Face-to-face with Ningaloo’s living miracles

Face-to-face with Ningaloo’s living miracles

Oct 13, 2018

“Places like Exmouth Gulf are vanishingly precious. They help keep our natural estate and our world heritage assets alive. They challenge and feed our scientific knowledge. And they help keep ordinary citizens sane. So, this development is an awful prospect, a disaster in the making.” See Tim Winton’s story in The Guardian and The Observer.

https://www.theguardian.com/environment/2018/oct/14/im-face-to-face-with-ningaloos-living-miracles-and-it-feels-holy

MORE LATEST NEWS & EVENTS

Senior Communication Adviser Job Opportunity

Our campaign is ramping up to an exciting new phase and we’re seeking a senior communications professional to rapidly build PN’s public profile. If you have exceptional digital and media skills, have senior experience, are passionate about conservation and want to help defend Ningaloo and Exmouth Gulf, this is a significant opportunity to do meaningful work and make a difference.

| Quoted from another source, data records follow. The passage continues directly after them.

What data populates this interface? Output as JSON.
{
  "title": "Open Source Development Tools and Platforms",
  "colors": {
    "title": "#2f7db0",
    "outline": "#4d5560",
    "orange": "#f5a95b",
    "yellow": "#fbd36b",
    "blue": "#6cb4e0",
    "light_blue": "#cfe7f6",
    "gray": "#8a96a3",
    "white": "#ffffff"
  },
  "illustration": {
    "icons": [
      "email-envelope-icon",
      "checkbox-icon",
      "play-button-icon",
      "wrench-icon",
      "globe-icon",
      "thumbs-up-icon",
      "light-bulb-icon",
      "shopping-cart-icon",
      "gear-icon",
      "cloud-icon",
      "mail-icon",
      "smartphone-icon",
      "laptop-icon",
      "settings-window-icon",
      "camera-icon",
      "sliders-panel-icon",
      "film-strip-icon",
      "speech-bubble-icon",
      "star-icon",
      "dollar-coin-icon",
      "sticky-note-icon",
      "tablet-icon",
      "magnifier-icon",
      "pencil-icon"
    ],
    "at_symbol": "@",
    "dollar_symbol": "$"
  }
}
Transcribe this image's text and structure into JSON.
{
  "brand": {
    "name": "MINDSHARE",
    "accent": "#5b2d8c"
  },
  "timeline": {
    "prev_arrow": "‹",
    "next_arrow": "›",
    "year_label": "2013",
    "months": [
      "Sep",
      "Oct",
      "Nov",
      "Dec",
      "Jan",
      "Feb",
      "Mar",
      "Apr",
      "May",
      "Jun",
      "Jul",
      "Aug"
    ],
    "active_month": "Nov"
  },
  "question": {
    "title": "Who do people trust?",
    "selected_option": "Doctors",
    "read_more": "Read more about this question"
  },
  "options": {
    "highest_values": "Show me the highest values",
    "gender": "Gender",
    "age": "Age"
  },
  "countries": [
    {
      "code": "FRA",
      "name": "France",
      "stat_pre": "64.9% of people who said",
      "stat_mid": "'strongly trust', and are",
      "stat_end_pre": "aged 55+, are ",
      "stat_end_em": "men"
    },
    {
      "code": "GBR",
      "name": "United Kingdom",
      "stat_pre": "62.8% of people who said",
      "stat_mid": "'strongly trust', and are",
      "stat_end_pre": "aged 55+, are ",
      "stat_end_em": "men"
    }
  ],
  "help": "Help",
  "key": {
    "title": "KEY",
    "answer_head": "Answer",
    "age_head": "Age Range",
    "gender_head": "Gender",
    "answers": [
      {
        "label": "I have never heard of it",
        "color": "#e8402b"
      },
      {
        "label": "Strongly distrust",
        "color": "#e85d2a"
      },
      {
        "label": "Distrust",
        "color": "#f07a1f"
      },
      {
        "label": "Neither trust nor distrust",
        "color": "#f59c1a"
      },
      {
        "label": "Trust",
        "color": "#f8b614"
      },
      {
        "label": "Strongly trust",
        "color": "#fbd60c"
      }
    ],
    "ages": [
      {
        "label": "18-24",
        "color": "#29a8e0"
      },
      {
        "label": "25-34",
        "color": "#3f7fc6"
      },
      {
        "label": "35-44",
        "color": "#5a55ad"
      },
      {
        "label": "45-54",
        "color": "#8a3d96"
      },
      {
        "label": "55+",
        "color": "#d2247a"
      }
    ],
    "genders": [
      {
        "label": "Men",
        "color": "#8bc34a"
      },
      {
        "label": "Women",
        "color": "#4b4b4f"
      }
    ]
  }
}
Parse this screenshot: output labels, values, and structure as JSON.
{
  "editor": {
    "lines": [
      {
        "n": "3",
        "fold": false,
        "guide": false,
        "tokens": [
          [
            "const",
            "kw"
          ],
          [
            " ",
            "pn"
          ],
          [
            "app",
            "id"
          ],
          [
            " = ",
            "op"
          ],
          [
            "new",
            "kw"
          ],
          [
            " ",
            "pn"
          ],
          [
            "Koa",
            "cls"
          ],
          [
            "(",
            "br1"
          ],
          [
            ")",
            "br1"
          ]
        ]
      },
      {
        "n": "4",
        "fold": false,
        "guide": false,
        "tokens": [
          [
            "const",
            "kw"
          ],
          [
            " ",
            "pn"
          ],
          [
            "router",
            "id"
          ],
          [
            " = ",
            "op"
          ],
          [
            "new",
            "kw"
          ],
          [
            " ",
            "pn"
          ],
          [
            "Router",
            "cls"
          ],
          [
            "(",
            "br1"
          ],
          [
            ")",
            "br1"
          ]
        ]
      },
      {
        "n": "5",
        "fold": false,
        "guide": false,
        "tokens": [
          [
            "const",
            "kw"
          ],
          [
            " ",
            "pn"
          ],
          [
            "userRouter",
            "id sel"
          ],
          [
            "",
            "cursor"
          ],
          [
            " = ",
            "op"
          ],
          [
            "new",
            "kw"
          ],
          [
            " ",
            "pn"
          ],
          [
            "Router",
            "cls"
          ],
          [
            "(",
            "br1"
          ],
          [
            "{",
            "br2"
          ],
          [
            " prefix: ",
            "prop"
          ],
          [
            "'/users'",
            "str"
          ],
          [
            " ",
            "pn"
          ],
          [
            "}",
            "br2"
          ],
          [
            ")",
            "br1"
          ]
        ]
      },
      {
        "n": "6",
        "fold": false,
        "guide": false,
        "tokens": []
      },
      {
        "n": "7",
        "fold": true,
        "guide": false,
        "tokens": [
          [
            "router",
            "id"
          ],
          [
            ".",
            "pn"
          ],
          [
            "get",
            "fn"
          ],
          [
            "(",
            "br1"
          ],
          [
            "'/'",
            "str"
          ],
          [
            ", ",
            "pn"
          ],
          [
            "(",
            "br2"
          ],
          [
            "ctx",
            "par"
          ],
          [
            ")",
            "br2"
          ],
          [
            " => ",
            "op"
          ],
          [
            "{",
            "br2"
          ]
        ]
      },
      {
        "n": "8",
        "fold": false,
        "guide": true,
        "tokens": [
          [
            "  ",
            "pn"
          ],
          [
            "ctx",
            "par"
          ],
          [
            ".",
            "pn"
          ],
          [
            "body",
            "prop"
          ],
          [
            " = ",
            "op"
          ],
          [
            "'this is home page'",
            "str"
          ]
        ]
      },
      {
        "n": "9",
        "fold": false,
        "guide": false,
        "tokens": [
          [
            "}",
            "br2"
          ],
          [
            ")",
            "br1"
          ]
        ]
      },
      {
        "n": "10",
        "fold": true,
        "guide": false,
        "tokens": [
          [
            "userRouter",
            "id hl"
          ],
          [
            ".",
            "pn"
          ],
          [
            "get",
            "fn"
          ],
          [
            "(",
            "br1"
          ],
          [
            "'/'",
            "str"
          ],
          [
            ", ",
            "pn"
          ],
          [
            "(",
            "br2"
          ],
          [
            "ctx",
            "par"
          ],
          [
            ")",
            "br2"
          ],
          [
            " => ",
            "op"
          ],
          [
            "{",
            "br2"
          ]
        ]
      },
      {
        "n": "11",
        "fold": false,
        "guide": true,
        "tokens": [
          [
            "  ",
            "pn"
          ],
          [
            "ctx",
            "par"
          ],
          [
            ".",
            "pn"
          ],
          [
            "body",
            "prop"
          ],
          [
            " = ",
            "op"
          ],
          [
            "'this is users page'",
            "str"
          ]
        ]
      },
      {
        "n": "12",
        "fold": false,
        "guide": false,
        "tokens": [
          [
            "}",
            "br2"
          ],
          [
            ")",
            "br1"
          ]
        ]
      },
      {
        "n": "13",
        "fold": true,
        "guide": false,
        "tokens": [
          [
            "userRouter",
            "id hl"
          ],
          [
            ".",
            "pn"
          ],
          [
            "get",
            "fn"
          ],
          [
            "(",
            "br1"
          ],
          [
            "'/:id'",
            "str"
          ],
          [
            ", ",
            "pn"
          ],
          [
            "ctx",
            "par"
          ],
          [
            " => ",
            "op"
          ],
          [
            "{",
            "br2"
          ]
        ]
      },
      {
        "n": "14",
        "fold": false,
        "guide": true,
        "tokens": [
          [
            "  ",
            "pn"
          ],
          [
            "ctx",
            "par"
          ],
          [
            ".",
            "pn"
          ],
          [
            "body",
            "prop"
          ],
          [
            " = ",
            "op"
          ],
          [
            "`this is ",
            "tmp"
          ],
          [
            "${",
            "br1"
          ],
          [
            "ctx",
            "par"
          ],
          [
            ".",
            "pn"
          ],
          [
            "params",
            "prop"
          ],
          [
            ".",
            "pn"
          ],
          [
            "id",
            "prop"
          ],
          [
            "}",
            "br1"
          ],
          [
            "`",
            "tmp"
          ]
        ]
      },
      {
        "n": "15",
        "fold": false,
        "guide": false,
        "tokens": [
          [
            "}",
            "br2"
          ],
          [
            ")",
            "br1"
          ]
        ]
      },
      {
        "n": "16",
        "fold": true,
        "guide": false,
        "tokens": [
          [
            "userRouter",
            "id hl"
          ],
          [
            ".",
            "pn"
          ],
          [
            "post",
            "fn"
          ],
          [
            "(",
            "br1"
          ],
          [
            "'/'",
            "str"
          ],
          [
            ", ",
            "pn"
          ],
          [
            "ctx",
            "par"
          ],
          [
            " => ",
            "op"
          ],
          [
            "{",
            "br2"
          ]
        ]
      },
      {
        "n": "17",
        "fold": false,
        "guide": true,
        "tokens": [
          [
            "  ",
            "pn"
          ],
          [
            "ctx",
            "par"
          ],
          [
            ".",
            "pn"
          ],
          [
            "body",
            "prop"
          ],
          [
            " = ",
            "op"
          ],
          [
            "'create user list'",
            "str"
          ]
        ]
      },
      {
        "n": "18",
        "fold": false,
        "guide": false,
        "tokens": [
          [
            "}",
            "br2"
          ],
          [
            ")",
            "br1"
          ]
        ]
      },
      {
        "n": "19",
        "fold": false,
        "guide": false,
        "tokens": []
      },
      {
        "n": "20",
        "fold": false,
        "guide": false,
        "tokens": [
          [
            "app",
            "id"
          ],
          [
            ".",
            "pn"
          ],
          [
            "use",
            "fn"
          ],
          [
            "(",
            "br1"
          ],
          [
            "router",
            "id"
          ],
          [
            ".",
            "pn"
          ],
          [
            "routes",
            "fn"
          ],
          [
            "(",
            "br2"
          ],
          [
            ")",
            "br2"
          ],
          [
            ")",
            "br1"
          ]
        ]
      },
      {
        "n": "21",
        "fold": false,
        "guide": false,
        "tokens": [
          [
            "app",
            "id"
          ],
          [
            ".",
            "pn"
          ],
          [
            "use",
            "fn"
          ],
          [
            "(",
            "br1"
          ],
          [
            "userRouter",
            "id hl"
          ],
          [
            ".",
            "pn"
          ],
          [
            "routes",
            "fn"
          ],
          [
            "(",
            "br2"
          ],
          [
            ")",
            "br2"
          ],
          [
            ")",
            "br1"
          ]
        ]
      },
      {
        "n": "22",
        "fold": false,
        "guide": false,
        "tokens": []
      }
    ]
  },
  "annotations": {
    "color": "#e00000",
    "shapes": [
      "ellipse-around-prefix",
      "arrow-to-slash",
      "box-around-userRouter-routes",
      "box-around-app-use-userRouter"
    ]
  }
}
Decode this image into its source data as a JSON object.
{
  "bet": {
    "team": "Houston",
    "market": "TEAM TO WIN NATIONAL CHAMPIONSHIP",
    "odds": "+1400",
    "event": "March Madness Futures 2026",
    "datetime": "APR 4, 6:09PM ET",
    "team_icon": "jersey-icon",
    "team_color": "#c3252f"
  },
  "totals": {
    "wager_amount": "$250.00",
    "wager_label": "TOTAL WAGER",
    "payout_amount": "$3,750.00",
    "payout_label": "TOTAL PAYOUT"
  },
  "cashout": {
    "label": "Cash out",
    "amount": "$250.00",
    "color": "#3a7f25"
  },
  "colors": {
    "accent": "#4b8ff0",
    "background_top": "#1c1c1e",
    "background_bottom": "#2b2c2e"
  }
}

Sylvia Earle marks Ningaloo’s Nursery as a global Hope Spot

Sylvia Earle has been called ‘explorer-in-residence’ for National Geographic, a Living Legend by
the Library of Congress, ‘Her Deepness’ by The New Yorker and Hero for the Planet by Time. This week she has named Western Australia’s Ningaloo Reef and Exmouth Gulf as an international “Hope Spot” in a move that will boost its international profile and lend firepower to the campaign to save Ningaloo’s nursery from industrialisation.

Exmouth Gulf makes it to The New York Times

Blanche D’Anastasi from James Cook University has found that Exmouth Gulf is a global hotspot for sea snakes. A great story about a passionate young scientist making a difference and bringing the world’s attention to brand-new research.

Scientists say Exmouth Gulf needs protection from industry

The ABC reports that sixteen scientists from the UWA’s Oceans Institute, James Cook University, Curtin University, Sharks and Rays Australia and Oceanwise Australia have contributed to a landmark report that uncovers Exmouth Gulf’s extraordinary biodiversity. It finds the Gulf is a globally important refuge for humpback whales, dugongs, rare dolphins and many endangered species. Endorsed by the IUCN, it recommends a major research effort and protection from industrial pressure.

Exmouth Gulf has more fish species than Ningaloo

Western Australia’s Exmouth Gulf has more species of fish than the adjacent and World Heritage-listed Ningaloo Reef, according to a review of the area’s environmental values. It’s a globally unique ecosystem. Read more…

If you love Ningaloo
it’s time to step up
and defend it.